* **Material for this task**:
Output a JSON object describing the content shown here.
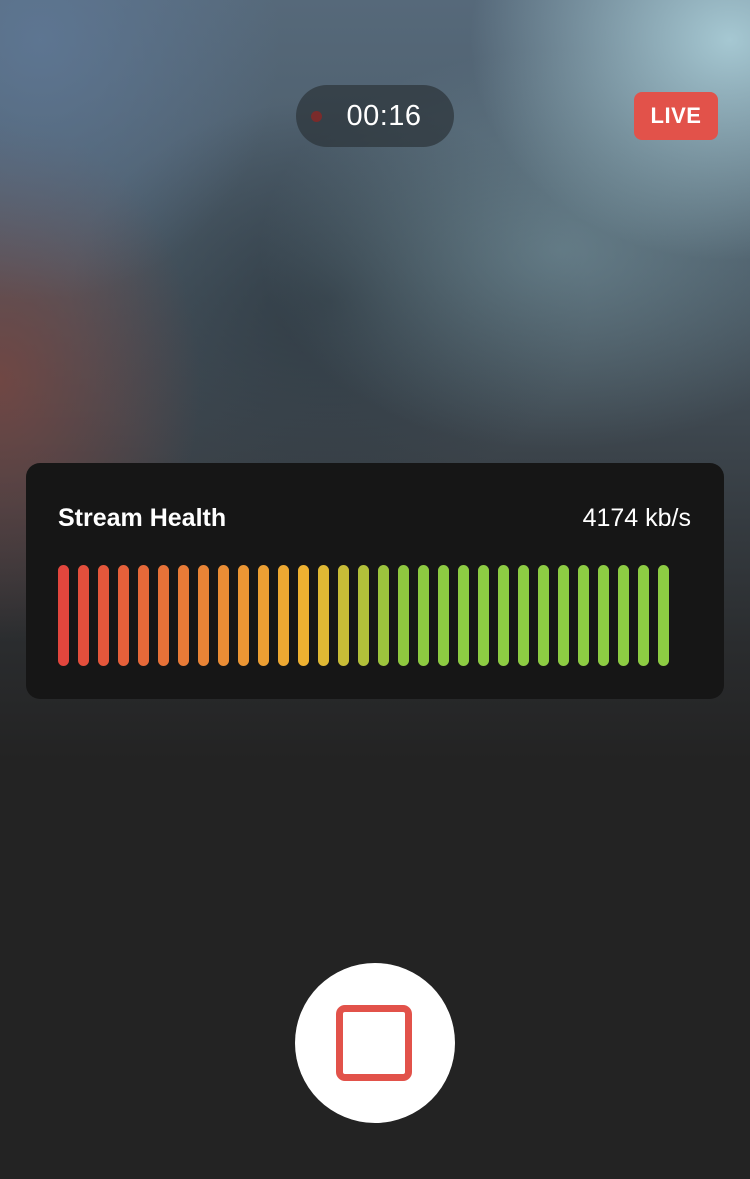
{
  "recording": {
    "elapsed": "00:16",
    "dot_color": "#7a2b2b"
  },
  "live_badge": {
    "label": "LIVE",
    "color": "#e2524a"
  },
  "stream_health": {
    "title": "Stream Health",
    "bitrate": "4174 kb/s",
    "meter": {
      "bars_lit": 31,
      "bars_total": 31,
      "colors": [
        "#e2463d",
        "#e34f3c",
        "#e4573b",
        "#e5603a",
        "#e66939",
        "#e77238",
        "#e87b37",
        "#e98436",
        "#ea8d35",
        "#eb9634",
        "#ec9f33",
        "#eda832",
        "#eeb131",
        "#dfb834",
        "#c8bc37",
        "#b2c03a",
        "#9cc43d",
        "#8fc83f",
        "#8dca41",
        "#8dcb42",
        "#8dcc43",
        "#8dcc43",
        "#8dcc43",
        "#8dcc43",
        "#8dcc43",
        "#8dcc43",
        "#8dcc43",
        "#8dcc43",
        "#8dcc43",
        "#8dcc43",
        "#8dcc43"
      ]
    }
  },
  "controls": {
    "stop_icon": "stop-square-icon",
    "stop_color": "#e2524a"
  }
}
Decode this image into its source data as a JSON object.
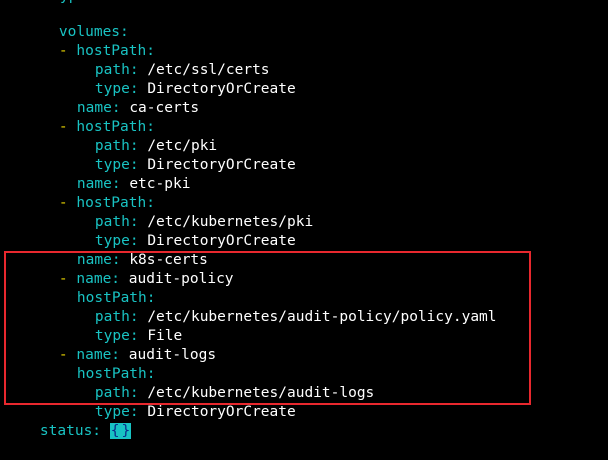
{
  "colors": {
    "background": "#000000",
    "key": "#19c3c3",
    "dash": "#e6d200",
    "value": "#ffffff",
    "highlight_border": "#e8282e"
  },
  "top_partial": "yp",
  "volumes_key": "volumes:",
  "lines": {
    "l1_key": "hostPath:",
    "l2_key": "path:",
    "l2_val": "/etc/ssl/certs",
    "l3_key": "type:",
    "l3_val": "DirectoryOrCreate",
    "l4_key": "name:",
    "l4_val": "ca-certs",
    "l5_key": "hostPath:",
    "l6_key": "path:",
    "l6_val": "/etc/pki",
    "l7_key": "type:",
    "l7_val": "DirectoryOrCreate",
    "l8_key": "name:",
    "l8_val": "etc-pki",
    "l9_key": "hostPath:",
    "l10_key": "path:",
    "l10_val": "/etc/kubernetes/pki",
    "l11_key": "type:",
    "l11_val": "DirectoryOrCreate",
    "l12_key": "name:",
    "l12_val": "k8s-certs",
    "l13_key": "name:",
    "l13_val": "audit-policy",
    "l14_key": "hostPath:",
    "l15_key": "path:",
    "l15_val": "/etc/kubernetes/audit-policy/policy.yaml",
    "l16_key": "type:",
    "l16_val": "File",
    "l17_key": "name:",
    "l17_val": "audit-logs",
    "l18_key": "hostPath:",
    "l19_key": "path:",
    "l19_val": "/etc/kubernetes/audit-logs",
    "l20_key": "type:",
    "l20_val": "DirectoryOrCreate"
  },
  "dash_char": "-",
  "status_key": "status:",
  "status_val_open": "{",
  "status_val_close": "}"
}
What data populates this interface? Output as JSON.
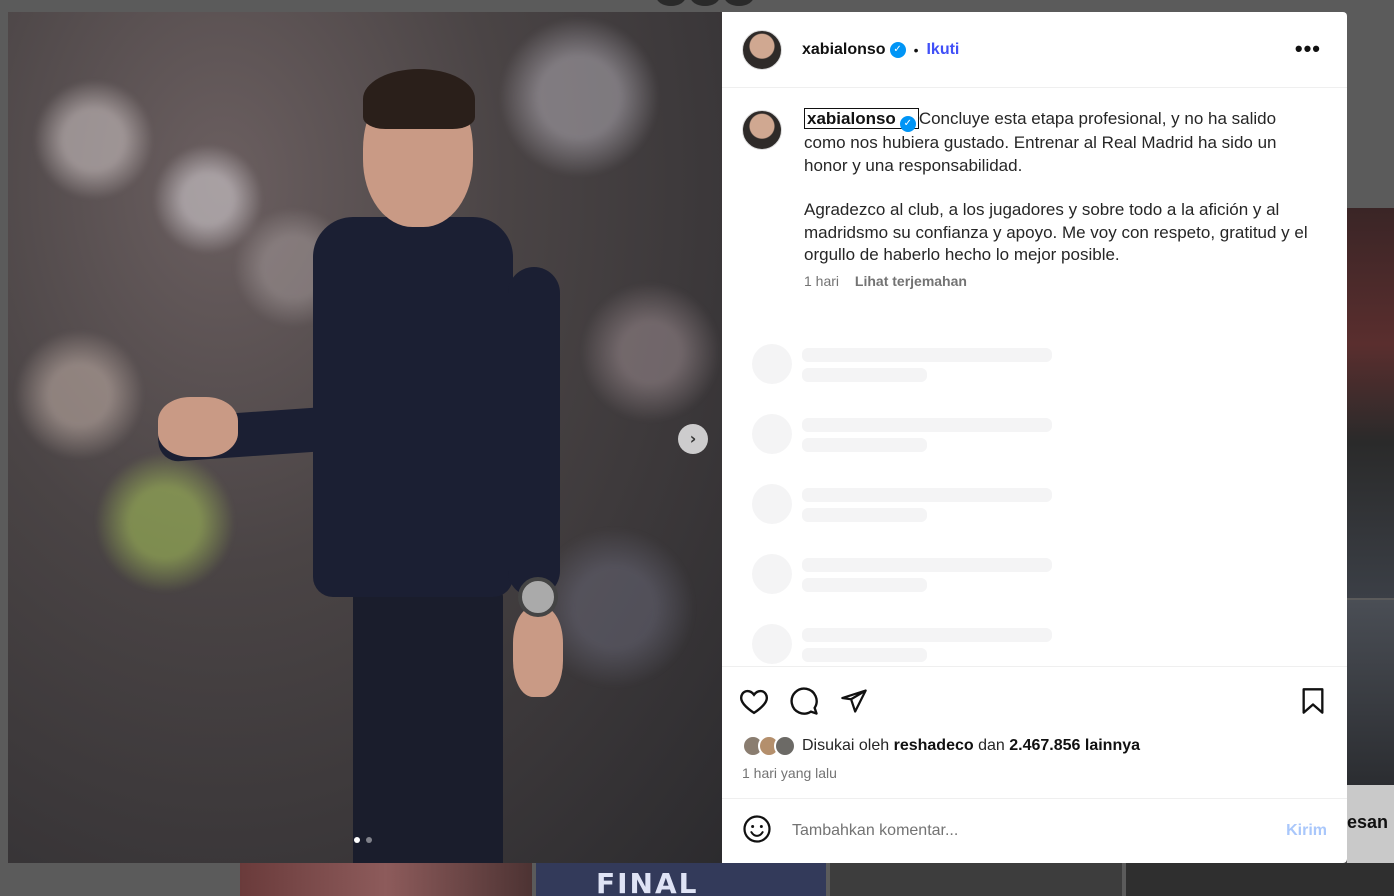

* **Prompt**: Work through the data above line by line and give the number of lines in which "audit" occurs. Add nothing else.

* **Result for this task**: 4